Task item ->
Could you copy the lines below exactly, leaving none out?

(Website and app data records)
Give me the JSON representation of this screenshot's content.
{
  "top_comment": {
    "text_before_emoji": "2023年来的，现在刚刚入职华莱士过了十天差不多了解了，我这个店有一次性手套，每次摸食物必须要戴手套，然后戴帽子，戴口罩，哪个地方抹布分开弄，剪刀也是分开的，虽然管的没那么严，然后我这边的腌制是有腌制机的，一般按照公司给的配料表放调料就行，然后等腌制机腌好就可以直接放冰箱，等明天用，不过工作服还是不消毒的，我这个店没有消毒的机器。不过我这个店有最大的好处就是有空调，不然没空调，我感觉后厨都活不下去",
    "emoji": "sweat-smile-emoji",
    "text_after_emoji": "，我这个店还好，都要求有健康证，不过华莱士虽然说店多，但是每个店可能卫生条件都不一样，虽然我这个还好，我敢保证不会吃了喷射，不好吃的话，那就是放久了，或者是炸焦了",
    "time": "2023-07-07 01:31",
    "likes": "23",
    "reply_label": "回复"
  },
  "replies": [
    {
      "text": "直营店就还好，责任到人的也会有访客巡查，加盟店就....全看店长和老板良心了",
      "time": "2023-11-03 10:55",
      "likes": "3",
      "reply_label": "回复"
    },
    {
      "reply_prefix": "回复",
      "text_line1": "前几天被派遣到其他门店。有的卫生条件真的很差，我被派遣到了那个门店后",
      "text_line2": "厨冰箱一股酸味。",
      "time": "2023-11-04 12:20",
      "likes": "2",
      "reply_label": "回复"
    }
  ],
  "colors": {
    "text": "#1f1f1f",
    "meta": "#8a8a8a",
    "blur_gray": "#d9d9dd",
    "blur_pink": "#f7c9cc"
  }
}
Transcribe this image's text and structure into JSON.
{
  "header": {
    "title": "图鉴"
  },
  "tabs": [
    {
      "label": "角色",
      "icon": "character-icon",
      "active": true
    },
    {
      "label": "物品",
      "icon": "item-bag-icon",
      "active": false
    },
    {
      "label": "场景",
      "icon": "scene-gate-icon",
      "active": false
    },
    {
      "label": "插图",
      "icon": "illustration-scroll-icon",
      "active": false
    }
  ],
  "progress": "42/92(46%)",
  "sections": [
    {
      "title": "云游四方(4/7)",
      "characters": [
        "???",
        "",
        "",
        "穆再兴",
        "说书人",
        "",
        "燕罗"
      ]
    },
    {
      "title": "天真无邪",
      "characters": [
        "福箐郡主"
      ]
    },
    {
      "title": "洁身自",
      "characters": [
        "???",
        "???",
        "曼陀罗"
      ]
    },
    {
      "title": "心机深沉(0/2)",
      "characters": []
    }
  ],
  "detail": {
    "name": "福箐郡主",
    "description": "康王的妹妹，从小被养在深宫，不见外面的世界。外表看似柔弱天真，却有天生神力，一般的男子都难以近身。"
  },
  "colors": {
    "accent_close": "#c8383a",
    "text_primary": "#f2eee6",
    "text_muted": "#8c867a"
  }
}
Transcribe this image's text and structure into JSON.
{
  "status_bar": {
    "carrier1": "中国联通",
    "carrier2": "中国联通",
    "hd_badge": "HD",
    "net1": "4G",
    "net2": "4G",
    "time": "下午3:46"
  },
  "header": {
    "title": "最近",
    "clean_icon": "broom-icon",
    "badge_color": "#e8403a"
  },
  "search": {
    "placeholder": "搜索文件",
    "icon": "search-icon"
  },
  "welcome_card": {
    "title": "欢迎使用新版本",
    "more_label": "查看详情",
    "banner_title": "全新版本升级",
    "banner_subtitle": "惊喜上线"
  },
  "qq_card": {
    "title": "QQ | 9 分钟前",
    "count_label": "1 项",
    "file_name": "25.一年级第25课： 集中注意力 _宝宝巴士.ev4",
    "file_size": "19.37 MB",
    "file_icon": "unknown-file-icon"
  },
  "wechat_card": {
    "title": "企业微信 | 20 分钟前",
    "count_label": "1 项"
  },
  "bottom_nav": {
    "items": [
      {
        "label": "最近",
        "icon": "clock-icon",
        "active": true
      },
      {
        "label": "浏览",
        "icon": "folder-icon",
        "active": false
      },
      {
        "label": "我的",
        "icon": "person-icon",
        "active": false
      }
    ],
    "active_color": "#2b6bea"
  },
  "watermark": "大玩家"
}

Task response ->
Give me the JSON representation of this screenshot's content.
{
  "top_comment": {
    "text_before_emoji": "2023年来的，现在刚刚入职华莱士过了十天差不多了解了，我这个店有一次性手套，每次摸食物必须要戴手套，然后戴帽子，戴口罩，哪个地方抹布分开弄，剪刀也是分开的，虽然管的没那么严，然后我这边的腌制是有腌制机的，一般按照公司给的配料表放调料就行，然后等腌制机腌好就可以直接放冰箱，等明天用，不过工作服还是不消毒的，我这个店没有消毒的机器。不过我这个店有最大的好处就是有空调，不然没空调，我感觉后厨都活不下去",
    "emoji": "sweat-smile-emoji",
    "text_after_emoji": "，我这个店还好，都要求有健康证，不过华莱士虽然说店多，但是每个店可能卫生条件都不一样，虽然我这个还好，我敢保证不会吃了喷射，不好吃的话，那就是放久了，或者是炸焦了",
    "time": "2023-07-07 01:31",
    "likes": "23",
    "reply_label": "回复"
  },
  "replies": [
    {
      "text": "直营店就还好，责任到人的也会有访客巡查，加盟店就....全看店长和老板良心了",
      "time": "2023-11-03 10:55",
      "likes": "3",
      "reply_label": "回复"
    },
    {
      "reply_prefix": "回复",
      "text_line1": "前几天被派遣到其他门店。有的卫生条件真的很差，我被派遣到了那个门店后",
      "text_line2": "厨冰箱一股酸味。",
      "time": "2023-11-04 12:20",
      "likes": "2",
      "reply_label": "回复"
    }
  ],
  "colors": {
    "text": "#1f1f1f",
    "meta": "#8a8a8a",
    "blur_gray": "#d9d9dd",
    "blur_pink": "#f7c9cc"
  }
}
Transcribe this image's text and structure into JSON.
{
  "header": {
    "title": "图鉴"
  },
  "tabs": [
    {
      "label": "角色",
      "icon": "character-icon",
      "active": true
    },
    {
      "label": "物品",
      "icon": "item-bag-icon",
      "active": false
    },
    {
      "label": "场景",
      "icon": "scene-gate-icon",
      "active": false
    },
    {
      "label": "插图",
      "icon": "illustration-scroll-icon",
      "active": false
    }
  ],
  "progress": "42/92(46%)",
  "sections": [
    {
      "title": "云游四方(4/7)",
      "characters": [
        "???",
        "",
        "",
        "穆再兴",
        "说书人",
        "",
        "燕罗"
      ]
    },
    {
      "title": "天真无邪",
      "characters": [
        "福箐郡主"
      ]
    },
    {
      "title": "洁身自",
      "characters": [
        "???",
        "???",
        "曼陀罗"
      ]
    },
    {
      "title": "心机深沉(0/2)",
      "characters": []
    }
  ],
  "detail": {
    "name": "福箐郡主",
    "description": "康王的妹妹，从小被养在深宫，不见外面的世界。外表看似柔弱天真，却有天生神力，一般的男子都难以近身。"
  },
  "colors": {
    "accent_close": "#c8383a",
    "text_primary": "#f2eee6",
    "text_muted": "#8c867a"
  }
}
Transcribe this image's text and structure into JSON.
{
  "status_bar": {
    "carrier1": "中国联通",
    "carrier2": "中国联通",
    "hd_badge": "HD",
    "net1": "4G",
    "net2": "4G",
    "time": "下午3:46"
  },
  "header": {
    "title": "最近",
    "clean_icon": "broom-icon",
    "badge_color": "#e8403a"
  },
  "search": {
    "placeholder": "搜索文件",
    "icon": "search-icon"
  },
  "welcome_card": {
    "title": "欢迎使用新版本",
    "more_label": "查看详情",
    "banner_title": "全新版本升级",
    "banner_subtitle": "惊喜上线"
  },
  "qq_card": {
    "title": "QQ | 9 分钟前",
    "count_label": "1 项",
    "file_name": "25.一年级第25课： 集中注意力 _宝宝巴士.ev4",
    "file_size": "19.37 MB",
    "file_icon": "unknown-file-icon"
  },
  "wechat_card": {
    "title": "企业微信 | 20 分钟前",
    "count_label": "1 项"
  },
  "bottom_nav": {
    "items": [
      {
        "label": "最近",
        "icon": "clock-icon",
        "active": true
      },
      {
        "label": "浏览",
        "icon": "folder-icon",
        "active": false
      },
      {
        "label": "我的",
        "icon": "person-icon",
        "active": false
      }
    ],
    "active_color": "#2b6bea"
  },
  "watermark": "大玩家"
}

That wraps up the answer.